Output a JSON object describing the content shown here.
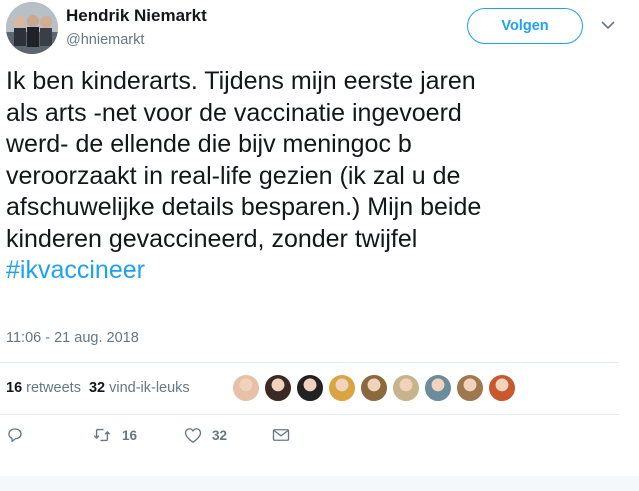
{
  "author": {
    "name": "Hendrik Niemarkt",
    "handle": "@hniemarkt",
    "avatar_icon": "user-avatar-group-photo"
  },
  "header": {
    "follow_label": "Volgen",
    "menu_icon": "chevron-down-icon"
  },
  "tweet": {
    "lines": [
      "Ik ben kinderarts. Tijdens mijn eerste jaren",
      "als arts -net voor de vaccinatie ingevoerd",
      "werd- de ellende die bijv meningoc b",
      "veroorzaakt in real-life gezien (ik zal u de",
      "afschuwelijke details besparen.) Mijn beide",
      "kinderen gevaccineerd, zonder twijfel"
    ],
    "hashtag": "#ikvaccineer",
    "timestamp": "11:06 - 21 aug. 2018"
  },
  "stats": {
    "retweets_count": "16",
    "retweets_label": "retweets",
    "likes_count": "32",
    "likes_label": "vind-ik-leuks"
  },
  "likers": [
    {
      "name": "liker-avatar-1",
      "color": "#e8c0a8"
    },
    {
      "name": "liker-avatar-2",
      "color": "#3b2a24"
    },
    {
      "name": "liker-avatar-3",
      "color": "#222222"
    },
    {
      "name": "liker-avatar-4",
      "color": "#d9a441"
    },
    {
      "name": "liker-avatar-5",
      "color": "#8a6a3c"
    },
    {
      "name": "liker-avatar-6",
      "color": "#c8b48c"
    },
    {
      "name": "liker-avatar-7",
      "color": "#6b8c9a"
    },
    {
      "name": "liker-avatar-8",
      "color": "#a07850"
    },
    {
      "name": "liker-avatar-9",
      "color": "#c65a2e"
    }
  ],
  "actions": {
    "reply_icon": "reply-icon",
    "retweet_icon": "retweet-icon",
    "retweet_count": "16",
    "like_icon": "heart-icon",
    "like_count": "32",
    "dm_icon": "envelope-icon"
  },
  "colors": {
    "accent": "#1da1f2",
    "text": "#14171a",
    "muted": "#657786",
    "divider": "#e6ecf0"
  }
}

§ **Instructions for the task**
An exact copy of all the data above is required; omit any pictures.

§ **Task output**
Output a JSON object describing the content shown here.
{
  "author": {
    "name": "Hendrik Niemarkt",
    "handle": "@hniemarkt",
    "avatar_icon": "user-avatar-group-photo"
  },
  "header": {
    "follow_label": "Volgen",
    "menu_icon": "chevron-down-icon"
  },
  "tweet": {
    "lines": [
      "Ik ben kinderarts. Tijdens mijn eerste jaren",
      "als arts -net voor de vaccinatie ingevoerd",
      "werd- de ellende die bijv meningoc b",
      "veroorzaakt in real-life gezien (ik zal u de",
      "afschuwelijke details besparen.) Mijn beide",
      "kinderen gevaccineerd, zonder twijfel"
    ],
    "hashtag": "#ikvaccineer",
    "timestamp": "11:06 - 21 aug. 2018"
  },
  "stats": {
    "retweets_count": "16",
    "retweets_label": "retweets",
    "likes_count": "32",
    "likes_label": "vind-ik-leuks"
  },
  "likers": [
    {
      "name": "liker-avatar-1",
      "color": "#e8c0a8"
    },
    {
      "name": "liker-avatar-2",
      "color": "#3b2a24"
    },
    {
      "name": "liker-avatar-3",
      "color": "#222222"
    },
    {
      "name": "liker-avatar-4",
      "color": "#d9a441"
    },
    {
      "name": "liker-avatar-5",
      "color": "#8a6a3c"
    },
    {
      "name": "liker-avatar-6",
      "color": "#c8b48c"
    },
    {
      "name": "liker-avatar-7",
      "color": "#6b8c9a"
    },
    {
      "name": "liker-avatar-8",
      "color": "#a07850"
    },
    {
      "name": "liker-avatar-9",
      "color": "#c65a2e"
    }
  ],
  "actions": {
    "reply_icon": "reply-icon",
    "retweet_icon": "retweet-icon",
    "retweet_count": "16",
    "like_icon": "heart-icon",
    "like_count": "32",
    "dm_icon": "envelope-icon"
  },
  "colors": {
    "accent": "#1da1f2",
    "text": "#14171a",
    "muted": "#657786",
    "divider": "#e6ecf0"
  }
}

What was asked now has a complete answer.